Accenture found that 91% of buyers are more likely to purchase from brands that offer personalized recommendations. Today, businesses need to go the extra mile and improve their customer experience by introducing workflows that automate personalization.
Personalization with batch processing has some limitations. Since it uses historical data, it fails to take advantage of data providing insights into a user’s real-time interactions that are happening at the very moment. In addition, it fails at hyper-personalization since it’s unable to use these real-time streams with customers’ existing data.
Let’s take a seller that deals in computer hardware. Their target market includes both office workers and gamers. With stream processing, the seller can process real-time data to determine which visitors are office workers that need hardware like printers and which are gamers who are more likely to be looking for graphic cards that can run the latest games.
Log analysis is one of the processes engineering teams use to identify bugs by reviewing computer-generated records (also known as logs).
In 2009, PayPal’s network infrastructure faced a technical issue, causing it to go offline for one hour. This downtime led to a loss of transactions worth $7.2 million. In such circumstances, engineering teams don’t have a lot of time; they have to find the root cause of failure quickly via log analysis. To do this, their methods of collecting, analyzing, and understanding data in real time are key to solving the issue. Stream processing architecture makes it a natural solution. Today, PayPal uses stream processing frameworks and recently processed 5.34 billion payments in the fourth quarter of 2021.
Stream processing can improve log analysis by collecting raw system logs, classifying their structure, converting them into a consistent and standardized format, and sending them to other systems.

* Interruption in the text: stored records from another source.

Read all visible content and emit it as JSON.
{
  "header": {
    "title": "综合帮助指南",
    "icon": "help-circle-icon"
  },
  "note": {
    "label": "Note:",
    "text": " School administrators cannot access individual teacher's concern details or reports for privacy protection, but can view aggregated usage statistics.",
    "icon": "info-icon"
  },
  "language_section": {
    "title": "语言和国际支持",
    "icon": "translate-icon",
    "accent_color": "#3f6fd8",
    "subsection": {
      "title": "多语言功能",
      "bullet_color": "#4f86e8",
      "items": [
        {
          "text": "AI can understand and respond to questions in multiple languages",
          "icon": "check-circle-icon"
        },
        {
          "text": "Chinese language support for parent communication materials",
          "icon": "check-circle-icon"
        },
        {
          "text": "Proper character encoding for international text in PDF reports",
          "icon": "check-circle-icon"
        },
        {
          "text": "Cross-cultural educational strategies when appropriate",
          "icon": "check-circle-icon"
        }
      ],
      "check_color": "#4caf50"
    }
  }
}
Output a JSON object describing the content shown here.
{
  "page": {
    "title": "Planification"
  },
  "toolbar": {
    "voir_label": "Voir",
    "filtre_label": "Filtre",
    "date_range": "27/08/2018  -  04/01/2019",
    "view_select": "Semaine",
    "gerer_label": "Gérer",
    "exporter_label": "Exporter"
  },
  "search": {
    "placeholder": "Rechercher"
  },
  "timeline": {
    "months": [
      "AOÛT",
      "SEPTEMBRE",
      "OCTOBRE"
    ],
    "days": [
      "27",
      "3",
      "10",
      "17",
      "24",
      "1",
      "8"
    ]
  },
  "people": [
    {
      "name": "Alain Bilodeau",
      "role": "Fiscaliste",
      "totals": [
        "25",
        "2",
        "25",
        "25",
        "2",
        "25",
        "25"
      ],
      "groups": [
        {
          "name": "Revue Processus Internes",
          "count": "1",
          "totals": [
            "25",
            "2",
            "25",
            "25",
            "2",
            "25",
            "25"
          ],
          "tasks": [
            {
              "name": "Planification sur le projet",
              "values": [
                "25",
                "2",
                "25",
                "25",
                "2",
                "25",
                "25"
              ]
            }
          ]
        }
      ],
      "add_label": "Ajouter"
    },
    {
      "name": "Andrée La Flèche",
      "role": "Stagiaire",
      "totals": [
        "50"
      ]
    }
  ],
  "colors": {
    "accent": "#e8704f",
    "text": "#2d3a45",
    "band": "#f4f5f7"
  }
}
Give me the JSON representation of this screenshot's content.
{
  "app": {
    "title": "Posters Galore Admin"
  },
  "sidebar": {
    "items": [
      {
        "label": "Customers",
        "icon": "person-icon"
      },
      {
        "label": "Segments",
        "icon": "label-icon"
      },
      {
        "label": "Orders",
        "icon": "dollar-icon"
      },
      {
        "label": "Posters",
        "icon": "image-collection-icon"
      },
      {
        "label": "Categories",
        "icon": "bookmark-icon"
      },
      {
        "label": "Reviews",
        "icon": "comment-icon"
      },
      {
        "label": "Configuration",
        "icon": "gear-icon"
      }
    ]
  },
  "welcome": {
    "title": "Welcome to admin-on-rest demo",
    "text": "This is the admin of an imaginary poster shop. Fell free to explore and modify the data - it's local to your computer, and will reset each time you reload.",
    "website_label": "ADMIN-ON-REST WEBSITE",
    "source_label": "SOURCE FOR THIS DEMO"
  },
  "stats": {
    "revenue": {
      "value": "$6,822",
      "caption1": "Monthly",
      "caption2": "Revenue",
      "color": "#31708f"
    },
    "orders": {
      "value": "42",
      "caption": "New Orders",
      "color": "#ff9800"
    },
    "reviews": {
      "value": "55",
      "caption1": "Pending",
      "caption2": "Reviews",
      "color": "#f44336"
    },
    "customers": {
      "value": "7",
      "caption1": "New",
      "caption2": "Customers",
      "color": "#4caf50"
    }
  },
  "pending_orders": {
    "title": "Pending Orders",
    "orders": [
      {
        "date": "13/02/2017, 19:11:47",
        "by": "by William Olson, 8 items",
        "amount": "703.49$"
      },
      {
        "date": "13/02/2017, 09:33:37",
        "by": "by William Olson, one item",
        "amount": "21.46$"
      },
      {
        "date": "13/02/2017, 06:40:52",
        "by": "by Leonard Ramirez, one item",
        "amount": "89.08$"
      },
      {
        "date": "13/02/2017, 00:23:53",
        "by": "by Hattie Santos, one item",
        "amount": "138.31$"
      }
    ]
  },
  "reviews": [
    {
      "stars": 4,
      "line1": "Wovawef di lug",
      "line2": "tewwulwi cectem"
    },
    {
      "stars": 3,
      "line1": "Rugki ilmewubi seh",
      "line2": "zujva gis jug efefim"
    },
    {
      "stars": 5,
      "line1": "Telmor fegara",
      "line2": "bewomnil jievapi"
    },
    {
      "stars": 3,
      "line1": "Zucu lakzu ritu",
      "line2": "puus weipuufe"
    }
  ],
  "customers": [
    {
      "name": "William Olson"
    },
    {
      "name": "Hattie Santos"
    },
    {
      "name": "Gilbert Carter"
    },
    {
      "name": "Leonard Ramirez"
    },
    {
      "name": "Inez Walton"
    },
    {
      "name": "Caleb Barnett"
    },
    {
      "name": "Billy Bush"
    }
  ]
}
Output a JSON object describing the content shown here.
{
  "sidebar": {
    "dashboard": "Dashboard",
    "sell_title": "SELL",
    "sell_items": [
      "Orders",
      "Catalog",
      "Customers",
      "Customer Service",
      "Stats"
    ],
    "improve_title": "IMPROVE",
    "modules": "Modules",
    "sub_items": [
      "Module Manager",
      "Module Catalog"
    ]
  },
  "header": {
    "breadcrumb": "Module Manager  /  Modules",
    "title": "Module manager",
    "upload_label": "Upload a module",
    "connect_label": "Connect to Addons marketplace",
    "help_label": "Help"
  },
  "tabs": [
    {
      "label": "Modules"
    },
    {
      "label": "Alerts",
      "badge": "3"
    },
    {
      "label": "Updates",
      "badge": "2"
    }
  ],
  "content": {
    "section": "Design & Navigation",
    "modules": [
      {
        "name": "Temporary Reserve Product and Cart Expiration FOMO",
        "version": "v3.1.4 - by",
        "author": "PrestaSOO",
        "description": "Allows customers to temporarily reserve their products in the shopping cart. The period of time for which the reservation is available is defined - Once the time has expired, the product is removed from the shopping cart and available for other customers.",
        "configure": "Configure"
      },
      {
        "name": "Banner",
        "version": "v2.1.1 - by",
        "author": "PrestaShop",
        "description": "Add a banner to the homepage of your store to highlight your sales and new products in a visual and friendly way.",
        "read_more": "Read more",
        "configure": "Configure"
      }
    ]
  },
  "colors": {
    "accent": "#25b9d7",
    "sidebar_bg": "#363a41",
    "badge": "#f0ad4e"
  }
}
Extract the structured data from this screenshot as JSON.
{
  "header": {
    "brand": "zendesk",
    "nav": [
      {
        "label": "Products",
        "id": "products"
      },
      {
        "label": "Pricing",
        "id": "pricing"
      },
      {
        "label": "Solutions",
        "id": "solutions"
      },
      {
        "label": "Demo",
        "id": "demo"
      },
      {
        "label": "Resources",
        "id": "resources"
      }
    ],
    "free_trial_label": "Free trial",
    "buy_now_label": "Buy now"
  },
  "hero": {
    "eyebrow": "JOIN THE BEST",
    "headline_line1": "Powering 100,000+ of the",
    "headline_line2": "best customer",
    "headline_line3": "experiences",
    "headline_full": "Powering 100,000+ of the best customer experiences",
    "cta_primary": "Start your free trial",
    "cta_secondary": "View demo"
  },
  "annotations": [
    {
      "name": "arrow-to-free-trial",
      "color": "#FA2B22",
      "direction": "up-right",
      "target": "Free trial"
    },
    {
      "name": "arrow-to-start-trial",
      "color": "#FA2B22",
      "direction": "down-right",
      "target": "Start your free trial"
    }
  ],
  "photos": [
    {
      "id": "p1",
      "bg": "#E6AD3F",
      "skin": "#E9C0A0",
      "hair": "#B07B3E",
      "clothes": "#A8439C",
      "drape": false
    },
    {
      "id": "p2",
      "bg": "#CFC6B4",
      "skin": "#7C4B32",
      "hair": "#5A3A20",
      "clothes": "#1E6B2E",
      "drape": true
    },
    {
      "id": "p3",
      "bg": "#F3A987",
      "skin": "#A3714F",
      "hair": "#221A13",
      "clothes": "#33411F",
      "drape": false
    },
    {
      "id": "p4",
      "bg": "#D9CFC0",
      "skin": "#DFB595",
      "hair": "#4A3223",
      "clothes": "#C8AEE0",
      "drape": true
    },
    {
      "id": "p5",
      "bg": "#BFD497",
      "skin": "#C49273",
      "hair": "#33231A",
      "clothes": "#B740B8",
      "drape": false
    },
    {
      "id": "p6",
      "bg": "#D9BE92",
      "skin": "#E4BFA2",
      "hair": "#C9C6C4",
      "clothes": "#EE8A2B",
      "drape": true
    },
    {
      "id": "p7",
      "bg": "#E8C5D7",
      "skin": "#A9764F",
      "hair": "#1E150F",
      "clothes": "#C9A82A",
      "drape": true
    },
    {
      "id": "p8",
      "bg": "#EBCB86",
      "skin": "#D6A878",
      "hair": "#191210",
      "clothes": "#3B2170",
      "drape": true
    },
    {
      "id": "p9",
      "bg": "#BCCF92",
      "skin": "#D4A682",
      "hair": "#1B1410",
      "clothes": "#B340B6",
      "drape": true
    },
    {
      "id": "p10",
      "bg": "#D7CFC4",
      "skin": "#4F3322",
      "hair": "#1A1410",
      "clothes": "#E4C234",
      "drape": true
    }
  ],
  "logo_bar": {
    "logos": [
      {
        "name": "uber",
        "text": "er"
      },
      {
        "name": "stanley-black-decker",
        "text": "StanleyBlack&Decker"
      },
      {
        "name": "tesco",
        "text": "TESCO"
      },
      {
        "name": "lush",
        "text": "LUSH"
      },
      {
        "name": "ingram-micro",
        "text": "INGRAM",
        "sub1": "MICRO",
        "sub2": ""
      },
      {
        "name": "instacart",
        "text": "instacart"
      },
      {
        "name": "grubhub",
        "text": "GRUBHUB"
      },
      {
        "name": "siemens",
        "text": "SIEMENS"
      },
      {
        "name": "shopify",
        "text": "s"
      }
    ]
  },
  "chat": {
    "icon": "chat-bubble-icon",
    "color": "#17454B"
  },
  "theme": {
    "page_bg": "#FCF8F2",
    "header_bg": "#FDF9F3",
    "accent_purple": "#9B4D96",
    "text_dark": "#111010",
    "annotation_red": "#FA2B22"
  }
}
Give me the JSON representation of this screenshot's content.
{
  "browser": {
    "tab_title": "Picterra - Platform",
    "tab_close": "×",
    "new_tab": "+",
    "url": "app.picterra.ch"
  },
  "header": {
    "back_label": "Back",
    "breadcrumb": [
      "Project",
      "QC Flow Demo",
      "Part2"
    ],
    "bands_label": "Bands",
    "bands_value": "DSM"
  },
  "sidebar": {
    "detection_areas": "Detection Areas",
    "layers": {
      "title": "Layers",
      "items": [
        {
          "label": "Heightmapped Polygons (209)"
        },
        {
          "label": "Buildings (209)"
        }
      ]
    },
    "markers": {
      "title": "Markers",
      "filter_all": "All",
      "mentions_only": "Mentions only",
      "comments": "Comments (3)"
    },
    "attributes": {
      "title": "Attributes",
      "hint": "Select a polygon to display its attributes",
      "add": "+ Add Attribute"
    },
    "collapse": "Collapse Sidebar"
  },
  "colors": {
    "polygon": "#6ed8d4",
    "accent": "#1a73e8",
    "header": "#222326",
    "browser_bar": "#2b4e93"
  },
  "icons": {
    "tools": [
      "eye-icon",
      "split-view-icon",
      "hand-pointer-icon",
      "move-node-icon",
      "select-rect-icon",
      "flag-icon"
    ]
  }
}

Sensor-powered devices collect and send large amounts of data quickly, which is valuable to organizations. They can measure a wide variety of data, such as air quality, electricity, gases, time of flight, luminance, air pressure, humidity, temperature, and GPS. After this data is collected, it must be transmitted to remote servers where it can be processed. One of the challenges that occur during this process is the processing of millions of records sent by the device’s sensors every second. You might also need to perform different operations like filtering, aggregating, or discarding irrelevant data.
Stream processing can process data from sensors, which includes data integration from different sources, and perform various actions like normalizing data and aggregating it.
While batch processing has its time and place, it’s usually reserved for processing data at rest. Stream processing instead works with continuous streams of data where there is no start or endpoint in time for the data. This data is then fed to a streaming analytics tool in real time to generate instant insights.
As more and more enterprises turn to data science to compete more effectively, stream processing is likely going to move more into the spotlight. So many applications now rely on real-time data that this progression is nigh unavoidable. While batch processing is going anywhere, we will likely see both augment one another in a mix of applications and use cases. What’s clear is that stream processing has immense potential and a bright future in enterprise data science.
The New Stack is a wholly owned subsidiary of Insight Partners, an investor in the following companies mentioned in this article: Real.
Feature image by Alex Hu from Pixabay.